Swagerty, who is also the director of the community's successful New Vision Youth program, says she is already working on activities for the seniors and the youth of the community to do this summer, aside from the New Vision Youth. South Central Kingsport Community Development has always partnered with New Vision Youth on programs, but Swagerty says, that organization will remain separate from South Central.

With the newness of the job, Swagerty says, she finds herself having to check with Hodges periodically on everything from organizing the agency's FunFest co-sponsorship, to simple office functions.

"Lordy, yes," she says. "The first day, she had to come down to the office. Me and the building alarm did not get along. She showed me how to work the alarm and how to deal with a bunch of keys.. which ones go where.
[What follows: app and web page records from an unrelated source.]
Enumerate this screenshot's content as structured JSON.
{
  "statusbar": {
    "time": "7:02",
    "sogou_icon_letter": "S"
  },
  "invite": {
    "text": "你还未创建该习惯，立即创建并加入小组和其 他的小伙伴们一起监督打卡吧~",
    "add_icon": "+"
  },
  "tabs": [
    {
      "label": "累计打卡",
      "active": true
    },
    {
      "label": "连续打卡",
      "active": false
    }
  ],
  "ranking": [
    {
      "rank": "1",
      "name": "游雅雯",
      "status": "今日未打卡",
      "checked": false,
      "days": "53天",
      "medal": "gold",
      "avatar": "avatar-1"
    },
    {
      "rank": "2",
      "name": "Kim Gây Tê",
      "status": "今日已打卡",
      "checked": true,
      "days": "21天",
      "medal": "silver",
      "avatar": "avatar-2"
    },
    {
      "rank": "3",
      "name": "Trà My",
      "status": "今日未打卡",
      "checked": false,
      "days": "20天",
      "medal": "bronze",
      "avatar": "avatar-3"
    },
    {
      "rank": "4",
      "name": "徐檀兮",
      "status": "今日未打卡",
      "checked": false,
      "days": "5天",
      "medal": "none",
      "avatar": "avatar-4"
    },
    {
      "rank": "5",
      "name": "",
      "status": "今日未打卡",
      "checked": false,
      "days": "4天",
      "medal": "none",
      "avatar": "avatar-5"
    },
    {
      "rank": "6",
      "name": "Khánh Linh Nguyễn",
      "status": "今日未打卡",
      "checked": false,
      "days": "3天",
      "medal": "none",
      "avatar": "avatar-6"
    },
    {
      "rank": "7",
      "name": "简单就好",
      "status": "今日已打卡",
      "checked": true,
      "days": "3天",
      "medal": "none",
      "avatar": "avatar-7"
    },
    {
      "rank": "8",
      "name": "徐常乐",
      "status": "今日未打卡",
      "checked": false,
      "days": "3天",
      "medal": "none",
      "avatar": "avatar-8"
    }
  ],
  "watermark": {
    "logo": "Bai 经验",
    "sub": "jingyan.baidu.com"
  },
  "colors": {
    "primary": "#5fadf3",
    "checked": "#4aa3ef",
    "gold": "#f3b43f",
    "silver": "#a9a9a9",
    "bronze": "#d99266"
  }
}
She had to show me how to work the office phones, the cell phone, the office email."

"She's been my mentor. I would say 'Miss Jeannie, I need to know how to do this or that' and she'd say 'well let me see if I can get this or that for you.' She had resources that she could call at a moment's notice, and she has passed those on to me.' I had to to call her about FunFest, and the 'Rhythm-N-Riverview' event that we co-sponsor with other folks. Miss Jeannie made sure my application was filled out correctly for the band and the vendors," she says.

"Sometimes, if it wasn't for her and her husband Willie.. I would see them putting up or taking down tents, chairs and tables at sponsored events. Folks wonder why things go so smoothly sometimes, and it's because they took the time to make sure they were done right. You never heard them complain or fuss.. they just did it and worked through any problems they found."

"She had it down to a science. Not much could surprise her, because she had everything down to a finely tuned machine. She knew her stuff," Swagerty says.

"I still call Miss Jeannie for help.. I sure do."

By the way, Swagerty did finalize the plans for 'Rhythm-N-Riverview' for this year's FunFest. The event will be held on Monday, July 14, 2014, as always in the ballfield at the V.O. Dobbins, Sr. Complex in Kingsport. This year, the show band will be the Jay Storm Project of Knoxville. According to the band's bio, the Jay Storm Project is "fronted by Jaystorm – a Tennessee-native and rising favorite Southern bluesy, funk, hip-hop son – his latest musical incarnation as 'The Jaystorm Project.' The Jaystorm Project serves up a backing band and a booty-shakin’ style that accentuates his strong, but yet smooth delivery of slick witty lyrics and bluesy funk sound that is part Motown, part old school hip-hop, with an edge of rock which leaves you with total musical genius."

On that day from 3 to 5 PM, a familiar site will greet the children.. the Choo-Choo will chug its way around the ballfield and the nearby blocked-off Louis Street and MLK Drive. There will also be inflatables, face painting, and food vendors. Then, from 5 to 6:30 PM, Swagerty has organized a gospel fest with area choirs from around Kingsport, singing songs of praise. The New Vision Youth will present a program from 6:30 to 7 to get the crowd energized for the Jay Storm Project show that starts at 7:30.

"Rhythm-N-Riverview is South Central's biggest project every year," Swagerty says. "We try to get the entire Kingsport community to come together and just have a good time with music, different kinds of food, fellowship and entertainment. It's a good way to see old friends and make new friends."

In keeping with that, Swagerty herself is trying to make a new friend. Her new office at South Central Kingsport Community Development.

"I'm still learning the job," she says. "There are so many in's and out's to it. But I like meeting new people and helping folks who come in for assistance. I've been sending them to various resources in Kingsport, helping them get straightened out. Sometimes, it's a home, sometimes it's training for a new job, sometimes it's just somebody to talk to."

"So far, it's pretty enjoyable."